┌──

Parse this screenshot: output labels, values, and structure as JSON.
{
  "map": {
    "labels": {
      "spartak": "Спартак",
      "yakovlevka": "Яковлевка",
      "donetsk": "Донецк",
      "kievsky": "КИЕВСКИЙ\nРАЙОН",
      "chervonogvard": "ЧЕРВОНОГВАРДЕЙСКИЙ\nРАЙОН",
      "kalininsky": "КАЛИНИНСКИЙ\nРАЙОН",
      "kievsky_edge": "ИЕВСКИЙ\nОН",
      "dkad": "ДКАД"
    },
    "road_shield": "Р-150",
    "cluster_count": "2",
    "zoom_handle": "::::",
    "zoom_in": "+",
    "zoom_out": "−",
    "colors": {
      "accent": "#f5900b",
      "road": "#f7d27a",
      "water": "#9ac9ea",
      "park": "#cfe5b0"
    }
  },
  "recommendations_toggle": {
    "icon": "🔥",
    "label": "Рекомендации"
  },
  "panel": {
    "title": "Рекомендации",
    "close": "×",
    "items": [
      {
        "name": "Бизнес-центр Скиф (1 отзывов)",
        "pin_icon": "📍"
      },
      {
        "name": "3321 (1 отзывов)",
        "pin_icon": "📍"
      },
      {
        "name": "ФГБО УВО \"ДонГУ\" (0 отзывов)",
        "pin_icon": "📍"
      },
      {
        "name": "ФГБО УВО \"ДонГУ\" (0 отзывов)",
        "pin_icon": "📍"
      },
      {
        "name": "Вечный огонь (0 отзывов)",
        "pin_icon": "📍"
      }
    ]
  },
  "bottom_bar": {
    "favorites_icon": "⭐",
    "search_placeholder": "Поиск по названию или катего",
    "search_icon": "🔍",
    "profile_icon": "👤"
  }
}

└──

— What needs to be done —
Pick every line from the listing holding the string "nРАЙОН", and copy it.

— Solution for this task —
      "kievsky": "КИЕВСКИЙ\nРАЙОН",
      "chervonogvard": "ЧЕРВОНОГВАРДЕЙСКИЙ\nРАЙОН",
      "kalininsky": "КАЛИНИНСКИЙ\nРАЙОН",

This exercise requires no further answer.